A member of the Canadian Naval Tactical Operations Group teaches Mexican Navy personnel techniques on how to secure the perimeter of a ship at the Las Calderas Naval Station in Dominican Republic. Photo by Private Tori Lake, Canadian Forces Support Unit (Ottawa) Imaging Services

Captain Christopher Daniel, Ex Tradewinds PAO ~

Tactical Operations Specialists from the Royal Canadian Navy are working with specialists from the United States Coast Guard in delivering training activities to partner navies from the Dominican Republic, Mexico, Jamaica, and Haiti.

They are exchanging best practices on ship boarding procedures during the first phase of Exercise TRADEWINDS 19 at Las Calderas Naval Station in the Dominican Republic from May 30 to June 8, 2019.

“We are training with our Caribbean allies and the United States Coast Guard to hone our collective ability to operate in a complex security environment,” said Lieutenant (Navy) Benjamin Scott, Naval Warfare Officer and Deputy Commanding Officer of the Naval Tactical Operations Group (NTOG).

Exercise TRADEWINDS is a United States-led multinational joint exercise that focuses on strengthening safety and security in the Caribbean region. Held annually, this year’s exercise marks the 35th year since its inception. There are 22 partner nations training together to increase regional cooperation in complex security and humanitarian operations.

“Our team is composed of five NTOG personnel,” said Lt(N) Scott. “In addition, we have two members of the United States Coast Guard assisting in providing the training. We find it very effective to work with them as we have very similar tactics, techniques and procedures,” he added.

The naval tactical training activities include personnel handling such as detention and searching of persons that come under the control of the boarding party team. It also encompasses the safe embarkation and securing of vessels.
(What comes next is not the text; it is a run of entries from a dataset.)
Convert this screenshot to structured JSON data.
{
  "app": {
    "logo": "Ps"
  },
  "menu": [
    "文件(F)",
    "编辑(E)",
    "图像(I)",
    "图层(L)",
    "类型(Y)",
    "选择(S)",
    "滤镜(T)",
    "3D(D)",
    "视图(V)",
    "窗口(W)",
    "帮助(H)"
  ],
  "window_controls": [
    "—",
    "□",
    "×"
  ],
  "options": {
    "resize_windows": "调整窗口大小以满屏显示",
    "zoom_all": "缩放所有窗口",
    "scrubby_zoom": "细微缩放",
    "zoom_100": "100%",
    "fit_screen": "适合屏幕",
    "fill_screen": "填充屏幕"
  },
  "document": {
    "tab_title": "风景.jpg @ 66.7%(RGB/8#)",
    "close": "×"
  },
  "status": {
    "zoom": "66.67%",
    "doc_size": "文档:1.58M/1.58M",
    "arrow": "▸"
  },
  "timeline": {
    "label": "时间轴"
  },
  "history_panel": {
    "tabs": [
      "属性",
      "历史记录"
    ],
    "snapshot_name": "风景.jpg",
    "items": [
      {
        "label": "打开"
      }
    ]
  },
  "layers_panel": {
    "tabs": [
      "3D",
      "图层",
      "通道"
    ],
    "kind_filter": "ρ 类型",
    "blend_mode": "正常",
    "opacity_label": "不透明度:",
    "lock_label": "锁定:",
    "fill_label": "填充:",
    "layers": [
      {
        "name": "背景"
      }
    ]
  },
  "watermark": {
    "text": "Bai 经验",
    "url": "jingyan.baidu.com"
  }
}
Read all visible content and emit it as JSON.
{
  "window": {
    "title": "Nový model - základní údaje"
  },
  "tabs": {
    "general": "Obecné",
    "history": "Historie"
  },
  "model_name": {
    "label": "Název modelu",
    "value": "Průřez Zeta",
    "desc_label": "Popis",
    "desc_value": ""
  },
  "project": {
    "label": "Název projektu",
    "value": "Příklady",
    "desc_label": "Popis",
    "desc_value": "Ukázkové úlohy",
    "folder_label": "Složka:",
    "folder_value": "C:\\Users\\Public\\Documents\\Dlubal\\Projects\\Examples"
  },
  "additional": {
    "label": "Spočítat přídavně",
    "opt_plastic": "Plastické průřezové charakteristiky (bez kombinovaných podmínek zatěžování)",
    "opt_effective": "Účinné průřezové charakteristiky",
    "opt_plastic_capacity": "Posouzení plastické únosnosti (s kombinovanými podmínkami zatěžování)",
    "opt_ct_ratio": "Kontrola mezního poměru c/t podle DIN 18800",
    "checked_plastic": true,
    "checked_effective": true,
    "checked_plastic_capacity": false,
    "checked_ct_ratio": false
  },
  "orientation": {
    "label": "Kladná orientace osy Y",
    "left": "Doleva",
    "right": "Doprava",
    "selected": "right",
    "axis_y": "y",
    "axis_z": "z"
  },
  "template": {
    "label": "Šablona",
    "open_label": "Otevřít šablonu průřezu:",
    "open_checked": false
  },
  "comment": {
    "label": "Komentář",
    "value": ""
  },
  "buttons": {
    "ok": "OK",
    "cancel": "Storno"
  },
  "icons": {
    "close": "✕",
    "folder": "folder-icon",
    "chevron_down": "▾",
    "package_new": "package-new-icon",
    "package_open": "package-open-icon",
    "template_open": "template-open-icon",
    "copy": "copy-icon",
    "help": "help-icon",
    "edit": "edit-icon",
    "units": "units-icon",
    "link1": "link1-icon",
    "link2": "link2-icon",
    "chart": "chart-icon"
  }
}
“We make our training scenarios as realistic as possible. We share with the participants our procedures for safe movement within boats which are used for insertion and boarding, as well as communications and the searching of the vessels themselves,” explained Lt(N) Scott.

One of the training participants from the Dominican Navy is Sailor Randy Disla.

“Both theoretical and practical aspects of the training are very useful for me,” said Sailor Disla. “We practiced all the various aspects of the boarding party process ranging from first aid to boarding control techniques, and boat maneuvering. What we learned from each other are things I can bring back to my home unit and share with my colleagues.”

With knowledge of each other’s tactics, techniques, and procedures, partner nations can work together more effectively when called upon to protect the security of Caribbean waters.

TRADEWINDS is sponsored by United States Southern Command and is a joint, multinational, and interagency training exercise with participation from Antigua and Barbuda, the Bahamas, Barbados, Belize, Bermuda, Canada, Colombia, Dominica, Dominican Republic, France, Grenada, Guyana, Haiti, Jamaica, Mexico, the Netherlands, St. Kitts and Nevis, St. Vincent and the Grenadines, Suriname, Trinidad and Tobago, the United Kingdom and the United States.

Filed Under: Top Stories

About the Author: The Lookout Newspaper can trace its history back to April 1943 when CFB Esquimalt’s first newspaper was published. Since then, Lookout has grown into the award winning source for Pacific Navy News. Leading the way towards interactive social media reach, we are a community resource newspaper growing a world wide audience.

Leave a Reply




If you want a picture to show with your comment, go get a Gravatar.